Coverdell ESAs are investment accounts with tax benefits meant to encourage people to save for qualified educational expenses. Those costs may be at the postsecondary, secondary, or primary level. Money deposited in a Coverdell ESA is tax-deferred, and it can be taken out without incurring taxes when the money goes toward education-related needs at an eligible school.
Coverdell ESAs were originally referred to as Education Individual Retirement Accounts. In the 1990s, they were named after the late Senator Paul Coverdell, a Georgia Republican who pushed for a new way for families to pay for college. They share some similarities with IRAs — a savings account for retirement that also has tax advantages. Like the IRA, the Coverdell ESA has a maximum annual contribution and income restrictions.
Account beneficiaries must be under age 18. Anyone can open an account for a child — you do not have to be related to them. Other rules concerning Coverdell accounts include:
The accounts are similar. Both allow people to save money for a child’s education, and both offer tax advantages. But they do have a few major differences:
You can open a Coverdell at any time for any child under the age of 18. You need your beneficiary’s full name, date of birth, Social Security number and address. Contributions to the account can be made by anyone, and they do not have to be related to the beneficiary. In fact, a corporation or partnership can even contribute.
The money in a Coverdell ESA must be distributed before the beneficiary turns 30. You have until 30 days after that birthday to distribute the assets. The one exception to this rule is when the beneficiary has special needs. That is dealt with on a case-by-case basis.

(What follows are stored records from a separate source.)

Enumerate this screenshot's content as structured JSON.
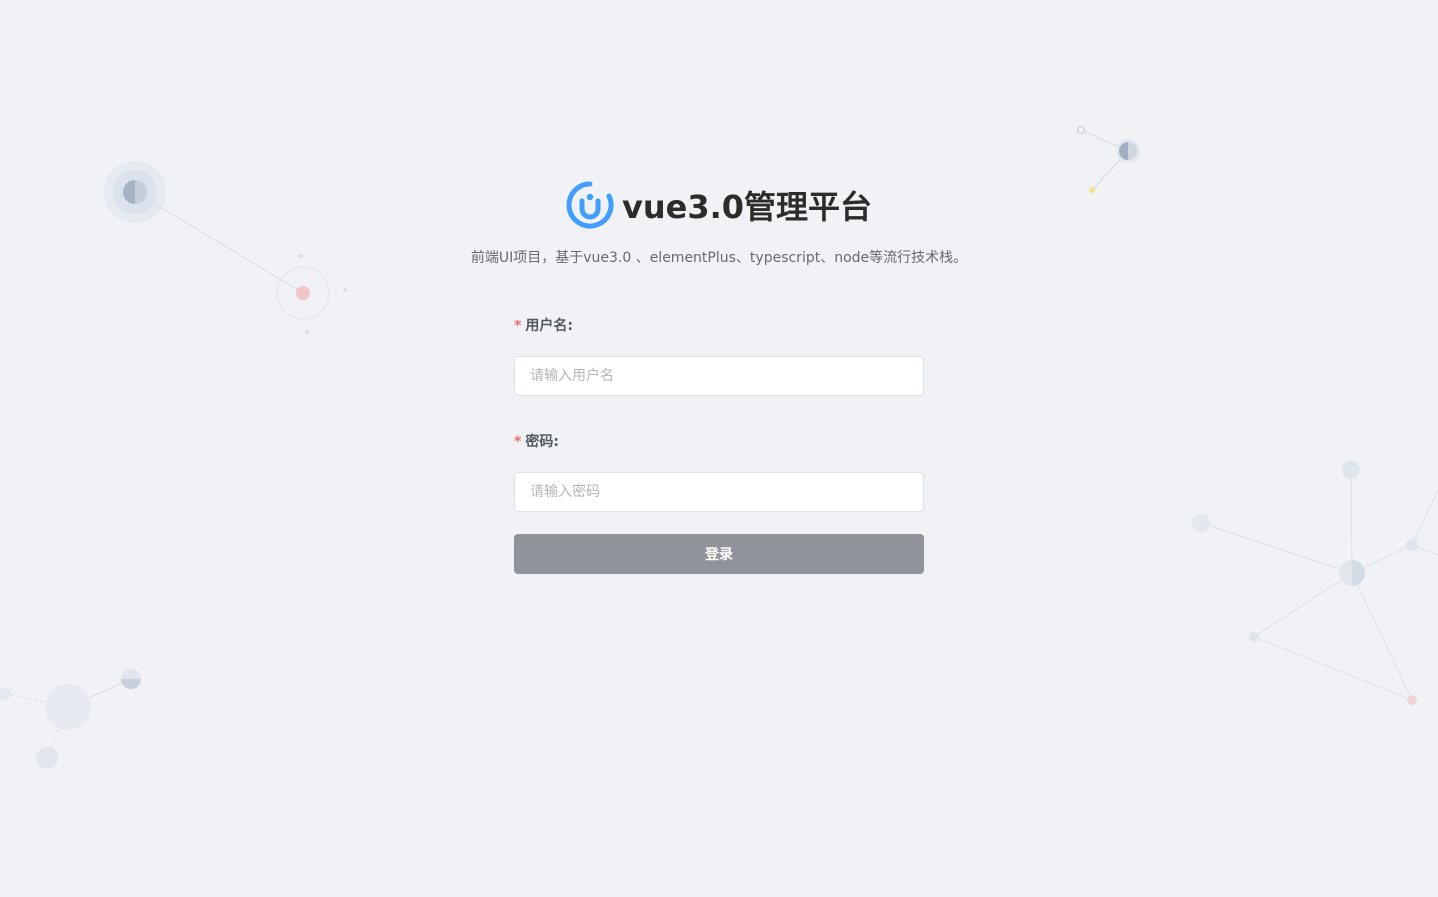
{
  "header": {
    "title": "vue3.0管理平台",
    "description": "前端UI项目，基于vue3.0 、elementPlus、typescript、node等流行技术栈。",
    "logo_icon": "vue-admin-logo-icon"
  },
  "form": {
    "username": {
      "required_mark": "*",
      "label": "用户名:",
      "placeholder": "请输入用户名",
      "value": ""
    },
    "password": {
      "required_mark": "*",
      "label": "密码:",
      "placeholder": "请输入密码",
      "value": ""
    },
    "submit_label": "登录"
  },
  "colors": {
    "background": "#f0f2f5",
    "accent": "#409eff",
    "required": "#f56c6c",
    "button_disabled": "#909399"
  }
}
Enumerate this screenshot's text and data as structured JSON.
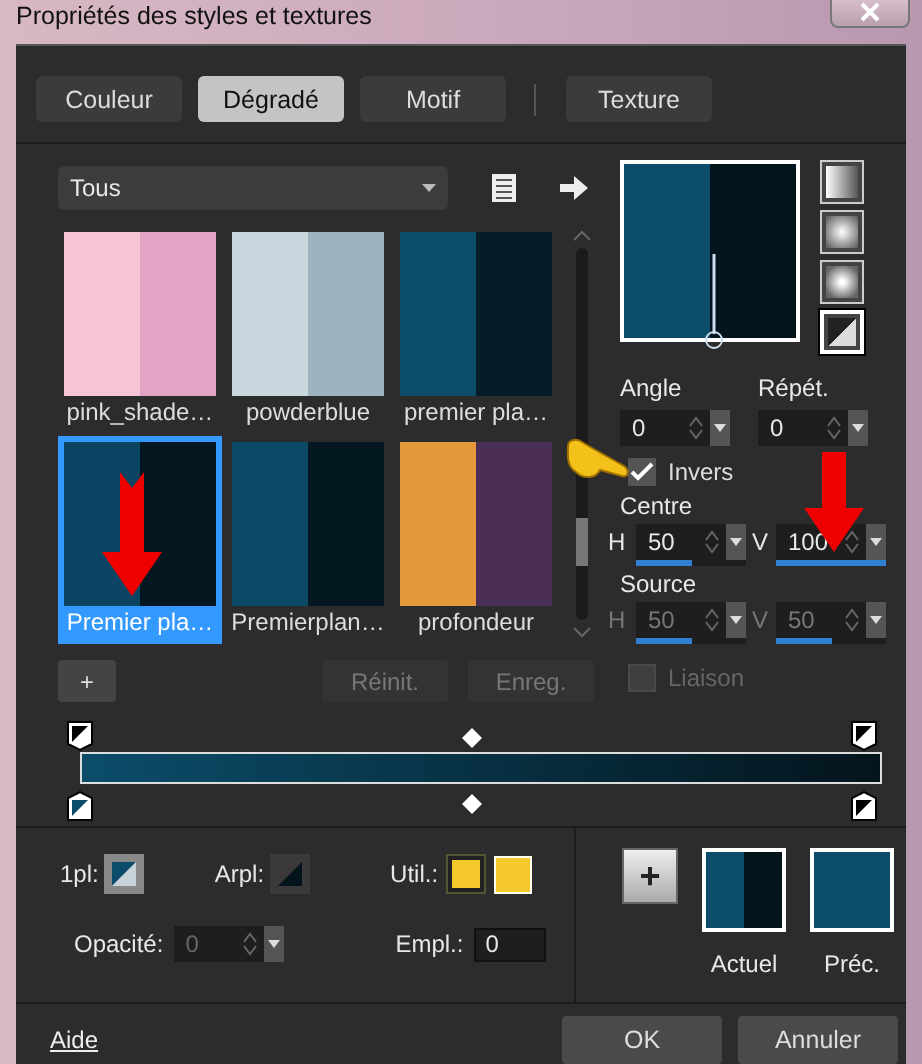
{
  "window": {
    "title": "Propriétés des styles et textures"
  },
  "tabs": [
    {
      "label": "Couleur",
      "selected": false
    },
    {
      "label": "Dégradé",
      "selected": true
    },
    {
      "label": "Motif",
      "selected": false
    },
    {
      "label": "Texture",
      "selected": false
    }
  ],
  "gallery": {
    "filter": "Tous",
    "items": [
      {
        "label": "pink_shade…",
        "selected": false,
        "stops": [
          {
            "color": "#f7c6d6"
          },
          {
            "color": "#e3a3c4"
          }
        ]
      },
      {
        "label": "powderblue",
        "selected": false,
        "stops": [
          {
            "color": "#c9d8de"
          },
          {
            "color": "#9db3bd"
          }
        ]
      },
      {
        "label": "premier pla…",
        "selected": false,
        "stops": [
          {
            "color": "#0c4d69"
          },
          {
            "color": "#061c29"
          }
        ]
      },
      {
        "label": "Premier pla…",
        "selected": true,
        "stops": [
          {
            "color": "#0b4563"
          },
          {
            "color": "#04161f"
          }
        ]
      },
      {
        "label": "Premierplan…",
        "selected": false,
        "stops": [
          {
            "color": "#0b4a66"
          },
          {
            "color": "#041822"
          }
        ]
      },
      {
        "label": "profondeur",
        "selected": false,
        "stops": [
          {
            "color": "#e49a3a"
          },
          {
            "color": "#4b2e55"
          }
        ]
      }
    ]
  },
  "styles": [
    {
      "kind": "linear",
      "selected": false
    },
    {
      "kind": "rectangular",
      "selected": false
    },
    {
      "kind": "sunburst",
      "selected": false
    },
    {
      "kind": "radial",
      "selected": true
    }
  ],
  "gradient": {
    "stops": [
      {
        "color": "#0b4d6a"
      },
      {
        "color": "#04141c"
      }
    ]
  },
  "angle": {
    "label": "Angle",
    "value": "0"
  },
  "repeats": {
    "label": "Répét.",
    "value": "0"
  },
  "invert": {
    "label": "Invers",
    "checked": true
  },
  "centre": {
    "label": "Centre",
    "h": {
      "label": "H",
      "value": "50",
      "level": 0.5
    },
    "v": {
      "label": "V",
      "value": "100",
      "level": 1
    }
  },
  "source": {
    "label": "Source",
    "disabled": true,
    "h": {
      "label": "H",
      "value": "50",
      "level": 0.5
    },
    "v": {
      "label": "V",
      "value": "50",
      "level": 0.5
    }
  },
  "link": {
    "label": "Liaison",
    "checked": false,
    "disabled": true
  },
  "actions": [
    {
      "label": "+",
      "disabled": false
    },
    {
      "label": "Réinit.",
      "disabled": true
    },
    {
      "label": "Enreg.",
      "disabled": true
    }
  ],
  "foreground": {
    "label": "1pl:"
  },
  "background": {
    "label": "Arpl:"
  },
  "user": {
    "label": "Util.:"
  },
  "opacity": {
    "label": "Opacité:",
    "value": "0",
    "disabled": true
  },
  "location": {
    "label": "Empl.:",
    "value": "0"
  },
  "add_button": "+",
  "current": {
    "label": "Actuel"
  },
  "previous": {
    "label": "Préc.",
    "color": "#0b4d6a"
  },
  "footer": {
    "help": "Aide",
    "ok": "OK",
    "cancel": "Annuler"
  }
}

You can open the ESA at a financial institution of your choosing. If a bank or investment institution offers IRAs, it will usually also offer ESAs. Many charge an annual maintenance fee, and some may require a minimum annual contribution. You should compare offerings to see which one works the best for you and your financial needs.
Are you ready to open a Coverdell ESA to save for your child’s education? You can enroll in one through PSECU. We offer Coverdell ESAs for our members, and don’t charge an annual fee or require any minimal annual contributions. Explore your options, and find more money management tips and resources on our WalletWorks page.